Does anyone have quantitative information on the delta-v overhead involved with low thrust interplanetary transfers? Looking at accelerations of roughly 0.00032 m/s/s from LEO to the Earth-Mars region. Paper references or handbooks would be useful.
To get the delta V of a slow, low thrust spiral from one circular orbit to another coplanar circular orbit, use the difference between the speeds of the two circular orbits. See this Wikipedia article.
Speed of earth orbit is about 30 km/s. Mars is about 24 km/s. Delta V would be (30-24) km/s, about 6 km/s.
LEO to escape would be a 7.7 km/s orbit to a 0 km/s orbit at infinity. Though you wouldn't have to go infinity for escape, more like just the edge of earth's sphere of influence about a million kilometers out. So I'd say more like 7 km/s.
Low Mars orbit is about 3.4 km/s. Spiraling in from the edge of Mars sphere of influence to low Mars orbit would take around 3 km/s, I believe.
7+6+3 is 16. 16 km/s is my guestimate for a very low thrust trip from Low Earth Orbit to Low Mars Orbit.
Good books on this topic include "Interplanetary Mission Analysis and Design" by Stephen Kemble (Springer, 2006) and "Orbit & Constellation Design & Management" by James Wertz et al. (Microcosm, 2001).
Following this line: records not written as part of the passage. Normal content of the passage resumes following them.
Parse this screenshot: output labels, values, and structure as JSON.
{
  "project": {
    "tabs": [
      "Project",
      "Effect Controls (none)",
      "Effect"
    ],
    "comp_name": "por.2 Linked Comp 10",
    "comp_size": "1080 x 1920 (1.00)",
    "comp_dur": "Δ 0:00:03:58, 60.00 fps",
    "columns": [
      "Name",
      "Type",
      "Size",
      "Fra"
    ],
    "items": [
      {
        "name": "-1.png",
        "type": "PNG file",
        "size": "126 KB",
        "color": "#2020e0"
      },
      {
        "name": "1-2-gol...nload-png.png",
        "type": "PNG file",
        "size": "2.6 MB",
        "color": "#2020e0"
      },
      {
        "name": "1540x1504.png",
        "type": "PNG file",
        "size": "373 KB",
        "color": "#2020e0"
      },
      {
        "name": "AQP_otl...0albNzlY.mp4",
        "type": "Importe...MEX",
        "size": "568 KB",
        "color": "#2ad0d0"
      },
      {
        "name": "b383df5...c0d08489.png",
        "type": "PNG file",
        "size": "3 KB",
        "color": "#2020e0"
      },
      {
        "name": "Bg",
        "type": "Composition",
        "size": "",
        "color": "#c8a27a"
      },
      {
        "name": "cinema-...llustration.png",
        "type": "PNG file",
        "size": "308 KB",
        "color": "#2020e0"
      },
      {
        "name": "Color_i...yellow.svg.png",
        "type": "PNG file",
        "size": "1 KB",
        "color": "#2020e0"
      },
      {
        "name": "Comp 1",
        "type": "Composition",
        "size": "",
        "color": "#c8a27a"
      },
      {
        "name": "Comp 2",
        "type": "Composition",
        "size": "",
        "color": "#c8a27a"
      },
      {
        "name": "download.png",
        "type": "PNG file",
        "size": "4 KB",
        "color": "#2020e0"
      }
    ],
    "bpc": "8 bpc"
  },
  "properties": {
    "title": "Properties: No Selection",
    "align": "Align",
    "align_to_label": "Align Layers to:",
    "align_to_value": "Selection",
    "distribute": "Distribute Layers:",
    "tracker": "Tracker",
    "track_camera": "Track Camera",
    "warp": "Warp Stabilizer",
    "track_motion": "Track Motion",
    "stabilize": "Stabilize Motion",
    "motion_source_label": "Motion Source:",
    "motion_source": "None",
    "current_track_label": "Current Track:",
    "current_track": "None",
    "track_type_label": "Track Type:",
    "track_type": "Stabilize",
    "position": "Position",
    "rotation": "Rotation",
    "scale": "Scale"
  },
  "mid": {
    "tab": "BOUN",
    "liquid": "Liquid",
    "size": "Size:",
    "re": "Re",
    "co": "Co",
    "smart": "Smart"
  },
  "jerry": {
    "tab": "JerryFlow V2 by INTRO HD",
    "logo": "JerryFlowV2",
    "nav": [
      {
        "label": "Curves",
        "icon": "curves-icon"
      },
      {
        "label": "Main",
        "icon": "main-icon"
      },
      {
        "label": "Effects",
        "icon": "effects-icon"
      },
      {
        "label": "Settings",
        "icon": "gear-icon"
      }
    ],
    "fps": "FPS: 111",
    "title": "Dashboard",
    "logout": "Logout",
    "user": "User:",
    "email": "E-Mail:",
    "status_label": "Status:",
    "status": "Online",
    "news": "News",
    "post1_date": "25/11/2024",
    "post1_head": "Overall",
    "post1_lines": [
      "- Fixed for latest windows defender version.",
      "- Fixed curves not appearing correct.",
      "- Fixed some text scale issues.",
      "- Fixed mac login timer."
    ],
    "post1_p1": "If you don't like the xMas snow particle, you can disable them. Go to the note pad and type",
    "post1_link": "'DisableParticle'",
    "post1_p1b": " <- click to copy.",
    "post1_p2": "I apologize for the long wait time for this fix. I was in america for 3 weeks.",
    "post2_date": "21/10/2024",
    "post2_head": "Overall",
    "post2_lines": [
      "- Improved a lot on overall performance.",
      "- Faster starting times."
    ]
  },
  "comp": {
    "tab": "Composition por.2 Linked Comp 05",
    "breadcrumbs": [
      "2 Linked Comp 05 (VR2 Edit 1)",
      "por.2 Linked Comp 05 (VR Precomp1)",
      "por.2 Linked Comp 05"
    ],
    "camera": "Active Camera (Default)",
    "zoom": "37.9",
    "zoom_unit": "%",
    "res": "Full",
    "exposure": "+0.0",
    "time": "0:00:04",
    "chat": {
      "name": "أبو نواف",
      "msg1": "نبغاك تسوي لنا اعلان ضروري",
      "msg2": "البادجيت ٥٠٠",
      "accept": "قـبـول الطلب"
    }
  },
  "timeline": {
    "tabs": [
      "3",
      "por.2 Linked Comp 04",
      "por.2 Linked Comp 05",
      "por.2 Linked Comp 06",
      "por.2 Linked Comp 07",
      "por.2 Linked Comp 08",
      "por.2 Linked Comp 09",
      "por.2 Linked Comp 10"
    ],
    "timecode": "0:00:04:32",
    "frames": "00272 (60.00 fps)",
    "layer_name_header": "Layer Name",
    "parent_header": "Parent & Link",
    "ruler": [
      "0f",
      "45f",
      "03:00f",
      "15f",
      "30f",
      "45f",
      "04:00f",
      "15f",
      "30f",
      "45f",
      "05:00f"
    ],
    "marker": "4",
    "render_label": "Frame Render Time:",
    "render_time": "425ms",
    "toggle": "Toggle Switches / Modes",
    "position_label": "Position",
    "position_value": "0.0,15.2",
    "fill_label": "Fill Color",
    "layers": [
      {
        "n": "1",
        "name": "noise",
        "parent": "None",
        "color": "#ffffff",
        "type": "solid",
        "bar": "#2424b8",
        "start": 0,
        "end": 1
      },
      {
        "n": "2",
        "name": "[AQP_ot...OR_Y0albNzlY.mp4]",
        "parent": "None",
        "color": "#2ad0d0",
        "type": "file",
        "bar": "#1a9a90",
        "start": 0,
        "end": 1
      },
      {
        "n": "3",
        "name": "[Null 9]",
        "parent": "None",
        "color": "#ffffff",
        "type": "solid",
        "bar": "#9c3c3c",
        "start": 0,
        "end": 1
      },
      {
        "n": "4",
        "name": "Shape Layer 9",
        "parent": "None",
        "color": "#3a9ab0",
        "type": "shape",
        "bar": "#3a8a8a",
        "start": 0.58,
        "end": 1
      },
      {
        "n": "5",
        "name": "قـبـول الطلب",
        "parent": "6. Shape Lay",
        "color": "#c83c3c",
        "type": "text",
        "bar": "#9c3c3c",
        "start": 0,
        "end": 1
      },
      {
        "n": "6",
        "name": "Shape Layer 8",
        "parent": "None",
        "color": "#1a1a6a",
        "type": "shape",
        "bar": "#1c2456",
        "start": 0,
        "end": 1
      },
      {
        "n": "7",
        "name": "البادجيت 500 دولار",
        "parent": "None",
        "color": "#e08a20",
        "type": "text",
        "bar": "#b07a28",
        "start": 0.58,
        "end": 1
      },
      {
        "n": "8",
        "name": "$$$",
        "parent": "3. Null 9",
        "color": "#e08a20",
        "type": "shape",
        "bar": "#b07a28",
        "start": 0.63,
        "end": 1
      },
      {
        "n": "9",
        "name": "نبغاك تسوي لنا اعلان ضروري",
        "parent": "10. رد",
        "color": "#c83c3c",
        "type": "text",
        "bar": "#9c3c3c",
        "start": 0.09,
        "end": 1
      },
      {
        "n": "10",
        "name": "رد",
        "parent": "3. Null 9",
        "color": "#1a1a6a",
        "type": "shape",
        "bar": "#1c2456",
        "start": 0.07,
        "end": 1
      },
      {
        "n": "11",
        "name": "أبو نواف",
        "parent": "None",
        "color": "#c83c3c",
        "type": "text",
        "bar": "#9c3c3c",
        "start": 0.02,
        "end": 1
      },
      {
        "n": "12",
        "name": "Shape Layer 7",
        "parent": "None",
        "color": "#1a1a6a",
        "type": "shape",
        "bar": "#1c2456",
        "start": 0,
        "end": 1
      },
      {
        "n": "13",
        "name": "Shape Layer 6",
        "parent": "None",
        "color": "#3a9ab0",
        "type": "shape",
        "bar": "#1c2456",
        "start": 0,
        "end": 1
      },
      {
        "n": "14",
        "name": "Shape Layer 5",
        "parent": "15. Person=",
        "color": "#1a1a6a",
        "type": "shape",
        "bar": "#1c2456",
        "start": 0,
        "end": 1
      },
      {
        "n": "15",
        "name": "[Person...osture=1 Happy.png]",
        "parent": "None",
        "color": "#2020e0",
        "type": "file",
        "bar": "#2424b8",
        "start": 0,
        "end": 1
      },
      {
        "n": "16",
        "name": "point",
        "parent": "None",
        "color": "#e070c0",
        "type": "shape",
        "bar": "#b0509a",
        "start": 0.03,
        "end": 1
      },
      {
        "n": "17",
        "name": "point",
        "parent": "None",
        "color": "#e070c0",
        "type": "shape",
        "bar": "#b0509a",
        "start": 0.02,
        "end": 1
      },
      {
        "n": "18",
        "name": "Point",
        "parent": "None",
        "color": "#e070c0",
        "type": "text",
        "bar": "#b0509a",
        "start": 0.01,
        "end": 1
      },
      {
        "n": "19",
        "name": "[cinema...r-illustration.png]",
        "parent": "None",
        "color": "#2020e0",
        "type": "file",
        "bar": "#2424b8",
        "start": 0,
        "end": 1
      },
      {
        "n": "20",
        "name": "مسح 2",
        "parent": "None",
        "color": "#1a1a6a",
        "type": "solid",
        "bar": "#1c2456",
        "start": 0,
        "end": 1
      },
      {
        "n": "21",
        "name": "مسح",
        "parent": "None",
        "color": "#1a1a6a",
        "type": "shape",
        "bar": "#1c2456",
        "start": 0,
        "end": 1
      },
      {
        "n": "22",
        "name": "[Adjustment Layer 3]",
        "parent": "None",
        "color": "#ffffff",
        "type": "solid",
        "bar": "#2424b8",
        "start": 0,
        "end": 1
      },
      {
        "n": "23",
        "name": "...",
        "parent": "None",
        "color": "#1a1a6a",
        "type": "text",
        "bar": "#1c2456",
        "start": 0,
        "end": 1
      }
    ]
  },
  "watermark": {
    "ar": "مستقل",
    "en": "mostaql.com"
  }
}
The approximate delta-v for a slowly spiralling transfer over many orbits is, as pointed out already by HopDavid, the difference in orbital speeds for a transfer between circular coplanar orbits. This approximation does not apply to a Mars transfer as your 0.00032 m/s^2 acceleration can reach the required delta-v in much less than one orbit. You may however use it as an upper bound and the Hohmann transfer delta-v as a lower bound.
In order to get to Mars with a low-thrust electrical propulsion system, you will need to (1) escape Earth orbit (2) transfer to Mars and (3) capture into Mars orbit.
The spacecraft will start in whatever orbit the launch vehicle initially injected it, then use either continuous thrust or thrust-coast arcs (coasting near apogee to increase efficiency) to get into a translunar orbit from where escape is possible by gravity assist (cutting about 800m/s off the delta-v requirement). It is possible that the launch vehicle may put you directly in a trans-lunar orbit but something similar to geosynchronous transfer orbit is more likely. Delta-v to trans-lunar orbit in that case should be around 3km/s for continous thrust (3.2 km/s in the slightly lower acceleration example given by Kemble; much more than the 750m/s for high thrust). To solve the problem with your own numbers you would use Lagrange's orbital equations. (Starting on p. 226 of Kemble or p. 63 of Wertz. This post is already getting too long...)
After lunar flyby, you will still not have enough hyperbolic excess to reach Mars. That would be about 3km/s for a typical launch window with high-thrust propulsion minus the small hyperbolic excess you have after the lunar flyby. Since the Oberth effect is no longer working in your favour, you will need roughly this amount of delta-v (with high thrust). That amounts to >3 months of thrust in your example but still much less than the semi-period of the transfer orbit. Expect somewhere in the lower half of 3km/s < delta-v < 6km/s to get you from Earth escape to Mars-crossing orbit.
Hyperbolic velocities at Mars insertion will be similar to Earth escape but there is no major moon for gravity assist. (It is possible to get a free injection by making use of the Lagrange points. I will neglect this as taking too long.) How much delta-v this requires will depend on your requirements and I don't think it is part of the question.
You can further reduce the delta-v requirement with only slight increase in transfer time if you assume that the spacecraft performs an Earth flyby a short while after Earth escape (with a deep-space manoeuvre in-between). Mars flyby before insertion is also useful but less so.